"March was a huge wake-up call as to the need to move at an accelerated pace," said Mr. Raley, assistant secretary of the interior for water and science.
Losing Water at Lake Powell
Some of the biggest water worries are focused here on Lake Powell, the vast blue diamond of deep water that government engineers created in one of the driest and most remote areas of the country beginning in the 1950's. From its inception, Lake Powell, the nation's second-largest artificial lake, after Lake Mead in Nevada, was a powerful symbol across the West. Some saw it as a statement of human will and know-how, others of arrogance.
Powell, part of the Glen Canyon National Recreation Area, has lost nearly 60 percent of its water and is now about the size it was during the Watergate hearings in 1973, when it was still filling up. White cliffs 10 stories high, bleached by salts from the lake and stranded above the water, line its side canyons. Elsewhere, retreating waters have exposed mountains of sediment.

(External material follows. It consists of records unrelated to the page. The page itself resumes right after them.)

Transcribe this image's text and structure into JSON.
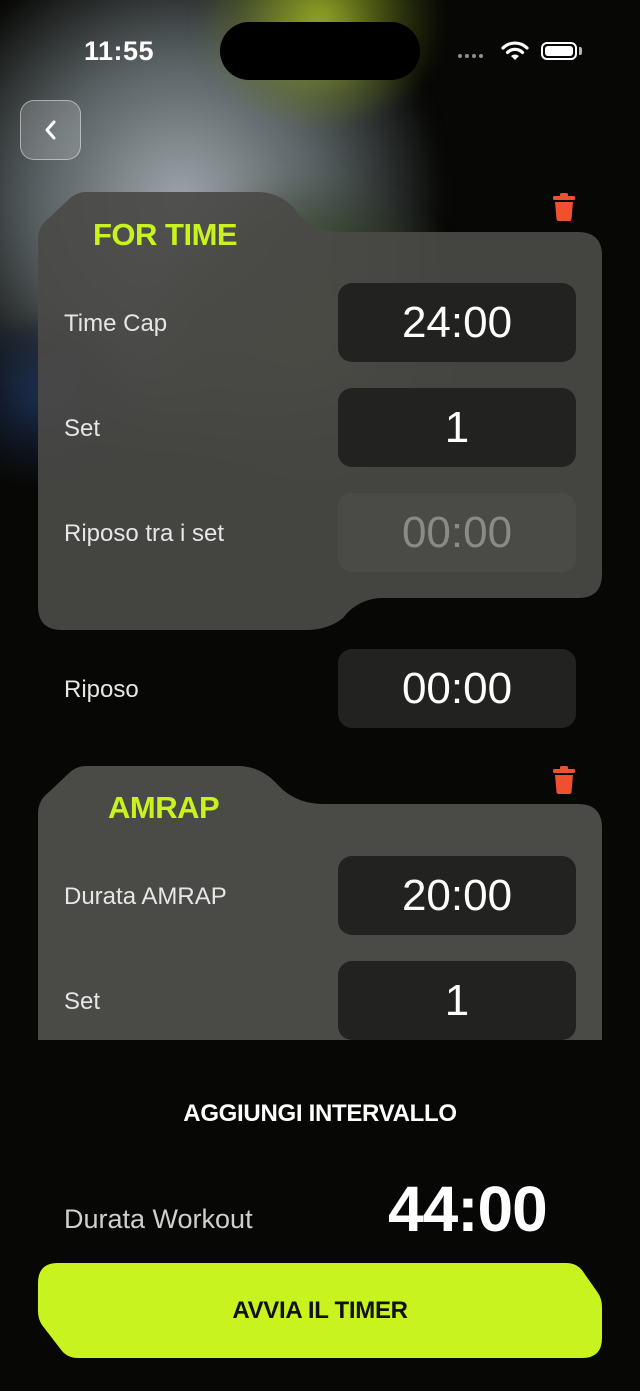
{
  "status_bar": {
    "time": "11:55"
  },
  "intervals": [
    {
      "title": "FOR TIME",
      "rows": [
        {
          "label": "Time Cap",
          "value": "24:00"
        },
        {
          "label": "Set",
          "value": "1"
        },
        {
          "label": "Riposo tra i set",
          "value": "00:00"
        }
      ]
    },
    {
      "title": "AMRAP",
      "rows": [
        {
          "label": "Durata AMRAP",
          "value": "20:00"
        },
        {
          "label": "Set",
          "value": "1"
        }
      ]
    }
  ],
  "rest": {
    "label": "Riposo",
    "value": "00:00"
  },
  "add_interval_label": "AGGIUNGI INTERVALLO",
  "workout_duration": {
    "label": "Durata Workout",
    "value": "44:00"
  },
  "start_button_label": "AVVIA IL TIMER",
  "colors": {
    "accent": "#c9f31f",
    "delete": "#f0502e",
    "card": "#4a4a46",
    "field": "#222220"
  },
  "icons": {
    "back": "chevron-left-icon",
    "delete": "trash-icon"
  }
}
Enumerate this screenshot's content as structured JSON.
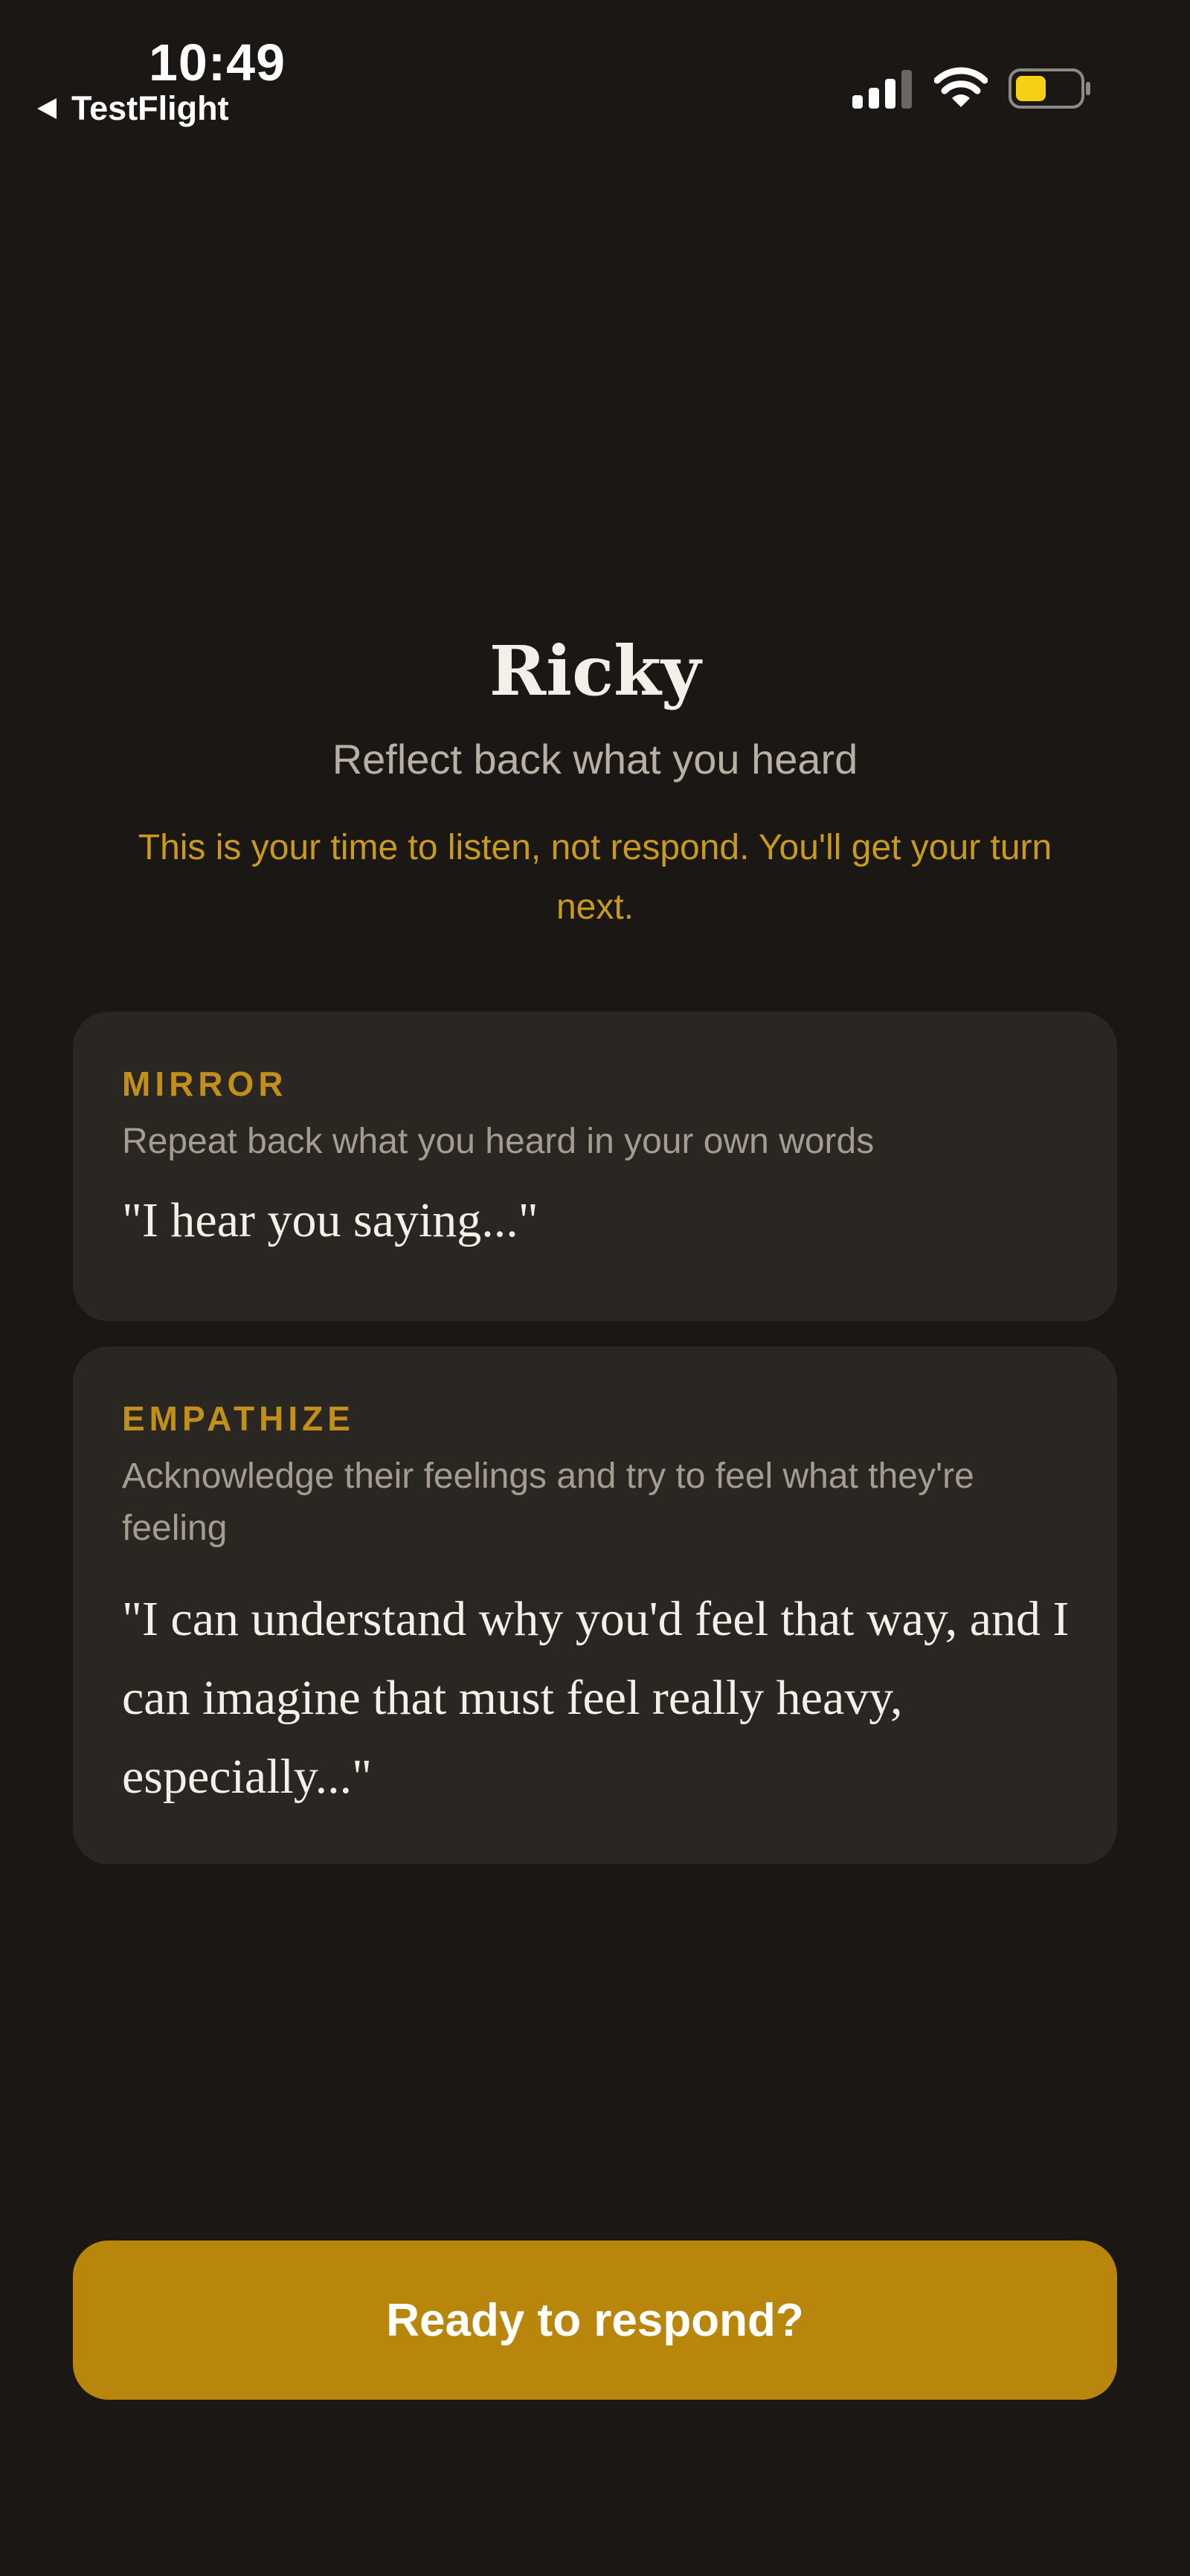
{
  "status_bar": {
    "time": "10:49",
    "back_label": "TestFlight",
    "icons": [
      "back-triangle-icon",
      "cellular-signal-icon",
      "wifi-icon",
      "battery-icon"
    ],
    "battery_color": "#f5d014"
  },
  "header": {
    "title": "Ricky",
    "subtitle": "Reflect back what you heard",
    "note": "This is your time to listen, not respond. You'll get your turn next."
  },
  "cards": [
    {
      "label": "MIRROR",
      "description": "Repeat back what you heard in your own words",
      "quote": "\"I hear you saying...\""
    },
    {
      "label": "EMPATHIZE",
      "description": "Acknowledge their feelings and try to feel what they're feeling",
      "quote": "\"I can understand why you'd feel that way, and I can imagine that must feel really heavy, especially...\""
    }
  ],
  "button": {
    "label": "Ready to respond?"
  },
  "colors": {
    "background": "#1a1715",
    "card": "#2a2622",
    "accent": "#b8860b",
    "accent_text": "#c89a1e"
  }
}
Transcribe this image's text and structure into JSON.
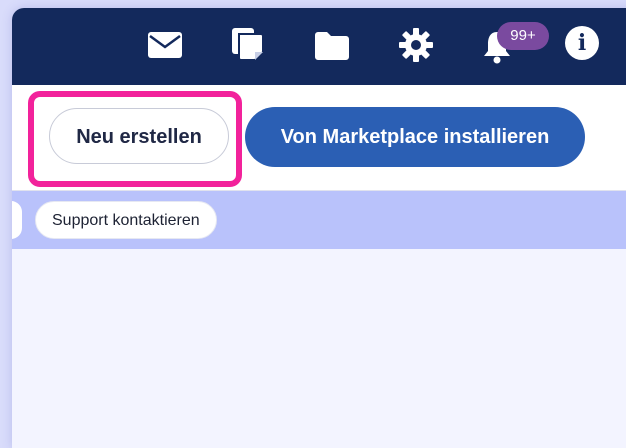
{
  "topbar": {
    "icons": [
      "mail-icon",
      "notes-icon",
      "folder-icon",
      "gear-icon",
      "bell-icon",
      "info-icon"
    ],
    "notification_count": "99+",
    "info_glyph": "i"
  },
  "toolbar": {
    "new_label": "Neu erstellen",
    "marketplace_label": "Von Marketplace installieren"
  },
  "chips": {
    "support_label": "Support kontaktieren"
  },
  "colors": {
    "topbar_bg": "#13295c",
    "primary_button": "#2b5fb4",
    "highlight": "#f2229b",
    "badge": "#7a4a9f",
    "chipbar_bg": "#b9c2fb"
  }
}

The tourist economy here in Page has been battered. The National Park Service, which operates the recreation area, has spent millions of dollars in recent years just to lay concrete for boat-launch ramps that must be extended every year, a process that one marina operator here called "chasing water."
Daniel C. McCool, a professor of political science at the University of Utah and director of the American West Center, says Powell is the barometer of the drought because what has happened here is as much about politics, economics and the interlocking system of rules and rights called the law of the river as it is about meteorology.
Part of the lake's problem, for example, dates to a miscalculation in 1922, when hydrologists overestimated the average flow of the Colorado River and locked the number into a multistate agreement called the Colorado River Compact. The compact, along with a subsequent treaty with Mexico, requires Lake Powell to release 8.23 million acre-feet of water each year below the river's dam, Glen Canyon, no matter how much comes in.
Because the river's real average flow was less than the 1922 compact envisioned, Powell very often released more than half of the water the Colorado River delivered. But it did not really matter because the upper basin states were not using their share. Now, communities from Denver to Salt Lake City and Indian tribes with old water rights in their portfolios are stepping forward to stake their claims. Lake Powell, which has been called the aquatic piggy bank of the upper West, is overdrawn.
If water levels continue to fall, Powell will be unable to generate electricity as early as 2007 or sooner, some hydrologists say. And it would be reduced more or less to the old riverbed channel of the Colorado River not long after that. Even now, the lake's managers say, it would take a decade of historically normal rainfall to refill it.
"If we're only in the middle of this drought, then Lake Powell might be very close to some very dramatic problems," said Dr. John C. Dohrenwend, a retired geologist for the Geological Survey who lives near the lake.
Insufficient water for the Glen Canyon Dam turbines would be only the beginning. At that point, much of the lake bottom would be exposed, creating a vast environment for noxious weeds like tamarisk and thistle. The next step in the spiral would come at what is called "dead pool," where decades' worth of agricultural chemicals at the lake bottom would begin mixing more actively with the reactivated river. The question then, environmentalists say, is what would happen to the Grand Canyon, just south of the dam.